Helping Students Become Active Learners
Part 1: It takes time, effort, and patience.
Posted Oct 25, 2019
The transition from high school to college can be tough, especially the academic piece. In high school, students often see the same teachers every day. They follow the same daily schedule where expectations in classes are similar. In college, those things often are not true.
The differences are startling. Even within a major or degree program, students often customize their class schedules. Classes may meet only a few times each week, rather than every day. Class instructors’ expectations also vary in college. And, the kind of work students are completing is at a much higher level.
With these differences, it’s no wonder that so many students struggle in college. Figuring out how to do well can be challenging. One secret to succeeding is to become an active learner. But, what does that mean exactly? How can we cultivate active learning in students?
It’s critical to view learning as a process and to understand how people learn. Active learners do not wait for an expert to impart knowledge; they seek it out. Active learning helps move new information from short-term (or working memory) to long-term memory.
These five tips can help students improve their learning and memory.
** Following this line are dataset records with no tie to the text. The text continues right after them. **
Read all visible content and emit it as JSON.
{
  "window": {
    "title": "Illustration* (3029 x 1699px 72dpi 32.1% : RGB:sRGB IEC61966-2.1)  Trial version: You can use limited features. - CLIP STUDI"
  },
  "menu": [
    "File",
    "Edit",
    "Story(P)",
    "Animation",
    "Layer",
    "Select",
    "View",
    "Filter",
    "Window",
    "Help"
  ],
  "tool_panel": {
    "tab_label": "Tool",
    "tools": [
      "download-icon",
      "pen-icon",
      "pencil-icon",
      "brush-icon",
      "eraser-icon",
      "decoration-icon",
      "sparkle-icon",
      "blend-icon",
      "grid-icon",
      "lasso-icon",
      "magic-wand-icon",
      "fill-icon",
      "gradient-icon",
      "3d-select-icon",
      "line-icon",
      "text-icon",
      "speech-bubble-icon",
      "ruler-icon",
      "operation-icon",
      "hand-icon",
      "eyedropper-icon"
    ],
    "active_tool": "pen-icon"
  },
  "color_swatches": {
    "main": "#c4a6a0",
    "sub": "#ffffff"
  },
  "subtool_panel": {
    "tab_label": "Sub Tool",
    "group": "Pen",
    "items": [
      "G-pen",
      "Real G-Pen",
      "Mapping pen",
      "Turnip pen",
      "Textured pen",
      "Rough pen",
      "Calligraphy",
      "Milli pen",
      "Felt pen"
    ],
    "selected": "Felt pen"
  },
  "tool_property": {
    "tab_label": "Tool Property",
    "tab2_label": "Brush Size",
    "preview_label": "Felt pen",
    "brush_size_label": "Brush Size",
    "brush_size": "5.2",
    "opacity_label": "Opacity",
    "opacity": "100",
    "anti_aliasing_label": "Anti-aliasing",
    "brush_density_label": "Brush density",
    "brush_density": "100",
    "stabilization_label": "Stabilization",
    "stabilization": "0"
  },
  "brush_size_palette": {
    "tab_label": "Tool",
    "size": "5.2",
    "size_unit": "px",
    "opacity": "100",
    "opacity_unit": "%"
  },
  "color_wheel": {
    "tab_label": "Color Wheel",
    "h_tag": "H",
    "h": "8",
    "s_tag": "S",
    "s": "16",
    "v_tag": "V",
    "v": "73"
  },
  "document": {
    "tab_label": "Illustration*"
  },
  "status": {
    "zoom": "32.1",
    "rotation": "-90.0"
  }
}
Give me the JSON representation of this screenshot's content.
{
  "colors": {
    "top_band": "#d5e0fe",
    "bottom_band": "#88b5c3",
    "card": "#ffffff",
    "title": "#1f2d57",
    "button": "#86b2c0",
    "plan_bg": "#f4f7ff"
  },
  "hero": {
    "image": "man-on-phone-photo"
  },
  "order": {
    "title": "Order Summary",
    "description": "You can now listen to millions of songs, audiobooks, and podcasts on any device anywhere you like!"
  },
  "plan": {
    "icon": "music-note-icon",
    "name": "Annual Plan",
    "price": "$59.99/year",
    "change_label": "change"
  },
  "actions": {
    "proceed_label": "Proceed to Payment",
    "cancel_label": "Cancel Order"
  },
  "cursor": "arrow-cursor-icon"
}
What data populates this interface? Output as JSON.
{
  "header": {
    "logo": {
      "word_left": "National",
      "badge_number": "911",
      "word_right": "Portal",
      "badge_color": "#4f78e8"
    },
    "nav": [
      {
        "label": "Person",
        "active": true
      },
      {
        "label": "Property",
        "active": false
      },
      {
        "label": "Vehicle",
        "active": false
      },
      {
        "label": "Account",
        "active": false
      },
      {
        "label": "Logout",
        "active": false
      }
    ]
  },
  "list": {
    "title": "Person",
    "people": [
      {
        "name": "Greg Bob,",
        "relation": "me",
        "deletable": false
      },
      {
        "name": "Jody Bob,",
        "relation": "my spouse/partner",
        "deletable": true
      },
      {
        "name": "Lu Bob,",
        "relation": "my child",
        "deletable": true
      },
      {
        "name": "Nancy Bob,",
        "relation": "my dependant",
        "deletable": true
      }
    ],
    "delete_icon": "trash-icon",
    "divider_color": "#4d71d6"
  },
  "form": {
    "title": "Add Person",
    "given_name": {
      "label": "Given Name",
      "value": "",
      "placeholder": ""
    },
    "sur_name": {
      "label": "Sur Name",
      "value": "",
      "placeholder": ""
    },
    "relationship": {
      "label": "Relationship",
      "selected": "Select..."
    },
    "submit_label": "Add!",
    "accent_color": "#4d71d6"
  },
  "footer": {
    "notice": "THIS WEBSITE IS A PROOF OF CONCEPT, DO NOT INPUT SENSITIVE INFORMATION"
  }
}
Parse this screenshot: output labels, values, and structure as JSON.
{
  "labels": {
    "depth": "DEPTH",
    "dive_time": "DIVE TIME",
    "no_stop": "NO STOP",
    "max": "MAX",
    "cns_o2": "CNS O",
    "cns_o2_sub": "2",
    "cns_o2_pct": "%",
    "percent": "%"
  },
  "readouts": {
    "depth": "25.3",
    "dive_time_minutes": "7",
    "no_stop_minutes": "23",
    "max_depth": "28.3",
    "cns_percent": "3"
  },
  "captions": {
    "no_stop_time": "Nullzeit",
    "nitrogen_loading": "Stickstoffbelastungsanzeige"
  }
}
Learners remember information best when…
1) They focus their attention on the new material.
As an example, try to remember the words and images on a dime. This task is relatively difficult. When looking through our loose change for a dime, we select it by size, not noticing the other features. We’re not paying attention to the markings on the coins. Students need to be aware of where their attention is (or isn’t), and focus with intention on the new material.
2) They’re interested in the information.
Active learners find ways to make the information interesting. Students should ask themselves, “What excites and motivates me?” For example, to study history, an active learner who likes films might imagine which actors would play the historical figures. What works for one student may not work for another. Each student needs to make the information meaningful and interesting to them.
3) They find an emotional connection to the subject matter.
Our brain’s limbic system processes both emotions and memory. So, information with a strong emotional component is easier to remember. Many people have no trouble remembering their first kiss or their first rejection. Active learners will identify ways of connecting the new material to an emotional experience.
4) New information fits with previous experience.
It’s also important to link new information with something already familiar. Students can think about this linking as creating routes on a map to find a destination. By connecting new information to a reference point, learners help their minds to sort and store it. Later, they’ll have an easier time accessing this new material.
5) They practice.
Learners must practice new information, like an athlete practices for a game. When studying terms and definitions, students should re-write the definitions using different words. They should talk through the material with classmates and complete practice tests. By practicing many times in many ways, new learning becomes routine.
Becoming an active learner takes time, effort, and patience. It's worth it! Applying what we know about learning and memory can lead to academic success.
For additional tips, check out this article, "How to Remember Things Better"